- C# is a much more strongly typed language, which helps reduce certain bugs, such as buffer overflow vulnerabilities. [this comment is wrong, weak/strongly typed does not affect buffer overflow vulnerabilities. it's because pointers were dropped. Try to create a ruby program with an overflow bug. it's a weak typed language, but you can not write a ruby program with a buffer overflow bug, you will only succeed in finding overflow bugs in the interpreter, which is written in C/C++ with pointers :)]
Can someone add a new "Managed C++ V.S. C++/CLI" section to the comparison section?
Merge into C++/CLI?Edit
Given that "Managed Extensions for C++" was discontinued back in Visual Studio 2005 in favor of C++/CLI, which is its successor and replacement in basically all ways except different syntax, I think it would be logical to merge the two together, especially given that a large population of users erroneously refer to C++/CLI as "Managed C++". Other than the code snippets, most of the article revolves around the differences between its native-to-managed-code interop mechanism compared to C# and standard C++, which is essentially the same in C++/CLI and would thus be equally relevant in that article. Tuxcantfly (talk) 02:16, 15 August 2009 (UTC)
The Comparing Managed C++ paragraph is completely WP:OR: absolutely nothing is sourced. I have put a tag on November 1, if nobody is able to add any source about these comparisons, I will soon delete the whole part. Hervegirod (talk) 13:00, 11 November 2009 (UTC)
- Everyone agree? some sentences like:
Managed C++ is garbage collected.

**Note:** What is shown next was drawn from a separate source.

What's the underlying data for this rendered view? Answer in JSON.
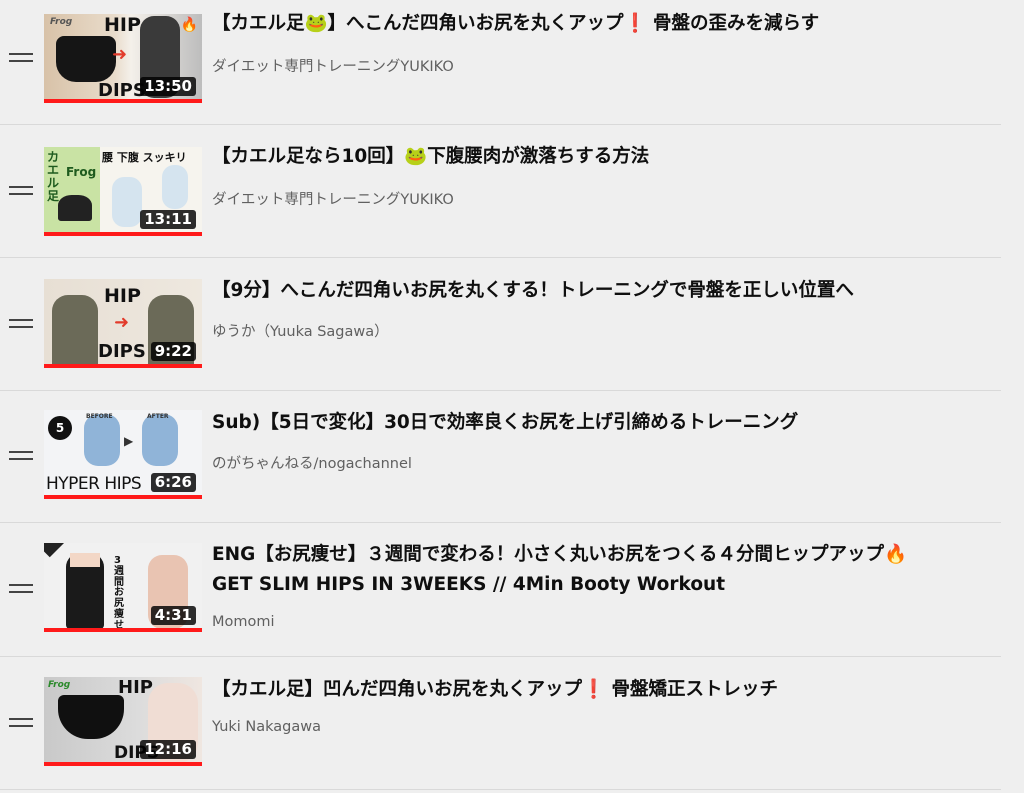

In standard C++, memory management and allocation is the responsibility of the programmer.